If a line in the listing below contains "title", return that line.

### Dataset records:
BEGIN
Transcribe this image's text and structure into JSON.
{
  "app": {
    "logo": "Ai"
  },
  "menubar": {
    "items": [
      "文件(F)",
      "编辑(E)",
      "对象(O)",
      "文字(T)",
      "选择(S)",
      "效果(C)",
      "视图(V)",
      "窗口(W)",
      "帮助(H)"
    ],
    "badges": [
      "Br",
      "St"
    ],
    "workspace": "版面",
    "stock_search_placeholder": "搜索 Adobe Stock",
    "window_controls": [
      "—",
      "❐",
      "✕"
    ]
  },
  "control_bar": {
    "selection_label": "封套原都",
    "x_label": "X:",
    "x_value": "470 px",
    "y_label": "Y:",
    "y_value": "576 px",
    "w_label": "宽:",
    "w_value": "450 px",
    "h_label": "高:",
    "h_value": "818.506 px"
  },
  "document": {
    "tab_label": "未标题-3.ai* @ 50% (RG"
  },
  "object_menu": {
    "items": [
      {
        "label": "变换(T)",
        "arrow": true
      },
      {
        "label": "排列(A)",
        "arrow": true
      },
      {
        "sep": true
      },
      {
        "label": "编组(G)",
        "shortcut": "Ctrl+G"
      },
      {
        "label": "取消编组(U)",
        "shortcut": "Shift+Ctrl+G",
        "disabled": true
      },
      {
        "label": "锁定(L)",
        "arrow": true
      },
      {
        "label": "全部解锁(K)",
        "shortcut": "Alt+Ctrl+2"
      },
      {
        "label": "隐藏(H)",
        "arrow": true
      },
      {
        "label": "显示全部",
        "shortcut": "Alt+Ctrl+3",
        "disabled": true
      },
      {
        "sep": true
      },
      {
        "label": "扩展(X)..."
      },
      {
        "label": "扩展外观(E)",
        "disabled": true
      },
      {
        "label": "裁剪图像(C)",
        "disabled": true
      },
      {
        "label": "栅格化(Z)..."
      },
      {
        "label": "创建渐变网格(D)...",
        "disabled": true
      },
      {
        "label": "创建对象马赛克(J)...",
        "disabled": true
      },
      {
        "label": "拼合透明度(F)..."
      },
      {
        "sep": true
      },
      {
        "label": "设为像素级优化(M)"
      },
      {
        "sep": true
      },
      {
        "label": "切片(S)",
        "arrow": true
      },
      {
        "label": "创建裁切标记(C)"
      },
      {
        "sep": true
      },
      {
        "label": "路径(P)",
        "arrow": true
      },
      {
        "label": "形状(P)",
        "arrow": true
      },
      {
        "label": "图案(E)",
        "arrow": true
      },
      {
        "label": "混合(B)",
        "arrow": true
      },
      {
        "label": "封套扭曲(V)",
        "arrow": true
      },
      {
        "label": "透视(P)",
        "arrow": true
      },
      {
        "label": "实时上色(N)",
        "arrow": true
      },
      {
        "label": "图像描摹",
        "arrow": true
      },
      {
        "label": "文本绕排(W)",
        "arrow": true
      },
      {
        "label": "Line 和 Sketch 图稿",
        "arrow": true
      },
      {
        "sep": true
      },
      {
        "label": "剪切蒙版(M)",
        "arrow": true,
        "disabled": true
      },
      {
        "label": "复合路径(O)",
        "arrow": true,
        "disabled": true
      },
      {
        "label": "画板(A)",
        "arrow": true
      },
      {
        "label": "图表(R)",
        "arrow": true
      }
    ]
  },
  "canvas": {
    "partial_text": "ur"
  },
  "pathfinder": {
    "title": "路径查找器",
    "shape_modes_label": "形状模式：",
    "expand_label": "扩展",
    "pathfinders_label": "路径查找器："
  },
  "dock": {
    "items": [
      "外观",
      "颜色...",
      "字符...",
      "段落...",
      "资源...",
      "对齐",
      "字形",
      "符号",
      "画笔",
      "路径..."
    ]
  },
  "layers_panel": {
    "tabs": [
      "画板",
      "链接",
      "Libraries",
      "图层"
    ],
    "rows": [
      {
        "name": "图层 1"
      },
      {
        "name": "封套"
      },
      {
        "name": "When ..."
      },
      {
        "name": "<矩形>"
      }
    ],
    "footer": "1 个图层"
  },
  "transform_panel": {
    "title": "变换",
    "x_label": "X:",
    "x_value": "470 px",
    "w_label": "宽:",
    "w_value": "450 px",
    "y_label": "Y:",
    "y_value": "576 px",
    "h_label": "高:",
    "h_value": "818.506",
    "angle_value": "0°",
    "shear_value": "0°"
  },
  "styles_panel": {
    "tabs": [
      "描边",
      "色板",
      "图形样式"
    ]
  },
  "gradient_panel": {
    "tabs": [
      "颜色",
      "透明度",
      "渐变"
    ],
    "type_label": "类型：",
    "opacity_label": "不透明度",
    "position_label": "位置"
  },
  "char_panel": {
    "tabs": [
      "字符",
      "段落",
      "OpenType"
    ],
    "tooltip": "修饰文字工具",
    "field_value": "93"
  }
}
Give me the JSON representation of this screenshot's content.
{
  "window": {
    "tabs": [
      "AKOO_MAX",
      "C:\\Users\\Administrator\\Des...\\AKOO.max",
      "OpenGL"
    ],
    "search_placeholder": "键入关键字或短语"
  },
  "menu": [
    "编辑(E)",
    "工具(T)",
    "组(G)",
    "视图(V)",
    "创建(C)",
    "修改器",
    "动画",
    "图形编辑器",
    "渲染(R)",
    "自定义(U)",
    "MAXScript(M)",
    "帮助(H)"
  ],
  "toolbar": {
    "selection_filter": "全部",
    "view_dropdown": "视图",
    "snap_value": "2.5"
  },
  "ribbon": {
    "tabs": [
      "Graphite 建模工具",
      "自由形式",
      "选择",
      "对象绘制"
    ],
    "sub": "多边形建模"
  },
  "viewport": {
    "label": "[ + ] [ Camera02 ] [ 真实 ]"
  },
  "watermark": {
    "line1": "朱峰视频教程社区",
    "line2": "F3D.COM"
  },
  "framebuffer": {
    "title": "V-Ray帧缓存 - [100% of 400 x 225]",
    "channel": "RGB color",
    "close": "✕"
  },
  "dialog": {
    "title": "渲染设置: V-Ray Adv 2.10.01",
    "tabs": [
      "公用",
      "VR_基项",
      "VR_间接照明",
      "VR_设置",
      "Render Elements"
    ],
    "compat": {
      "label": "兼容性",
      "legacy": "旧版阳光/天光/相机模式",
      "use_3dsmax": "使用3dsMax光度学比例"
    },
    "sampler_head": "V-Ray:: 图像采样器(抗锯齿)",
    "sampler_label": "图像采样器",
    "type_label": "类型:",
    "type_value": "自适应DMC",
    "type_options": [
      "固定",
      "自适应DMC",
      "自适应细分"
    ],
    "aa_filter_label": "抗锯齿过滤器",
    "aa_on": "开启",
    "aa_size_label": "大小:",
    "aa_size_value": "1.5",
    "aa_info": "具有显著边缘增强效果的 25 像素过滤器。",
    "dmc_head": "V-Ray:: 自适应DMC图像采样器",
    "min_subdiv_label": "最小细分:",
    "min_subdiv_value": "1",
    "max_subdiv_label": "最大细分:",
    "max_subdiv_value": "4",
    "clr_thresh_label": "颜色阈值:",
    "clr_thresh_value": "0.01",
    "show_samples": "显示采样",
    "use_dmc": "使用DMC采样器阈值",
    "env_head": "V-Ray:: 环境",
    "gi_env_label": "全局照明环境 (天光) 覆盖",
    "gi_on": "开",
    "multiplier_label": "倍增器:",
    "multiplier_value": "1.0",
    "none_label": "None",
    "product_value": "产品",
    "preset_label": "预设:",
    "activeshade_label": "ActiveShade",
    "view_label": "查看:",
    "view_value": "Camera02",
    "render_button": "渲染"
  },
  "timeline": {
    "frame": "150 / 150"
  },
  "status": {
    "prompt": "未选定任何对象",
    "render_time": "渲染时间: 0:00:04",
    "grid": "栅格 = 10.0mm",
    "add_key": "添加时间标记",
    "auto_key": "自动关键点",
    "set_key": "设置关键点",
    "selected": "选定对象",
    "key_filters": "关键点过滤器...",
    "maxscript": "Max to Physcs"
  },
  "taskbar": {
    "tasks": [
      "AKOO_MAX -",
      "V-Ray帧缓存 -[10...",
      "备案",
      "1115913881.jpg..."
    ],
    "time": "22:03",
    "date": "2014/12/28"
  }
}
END
### Answer for this exercise:
    "title": "路径查找器",
    "title": "变换",
    "title": "V-Ray帧缓存 - [100% of 400 x 225]",
    "title": "渲染设置: V-Ray Adv 2.10.01",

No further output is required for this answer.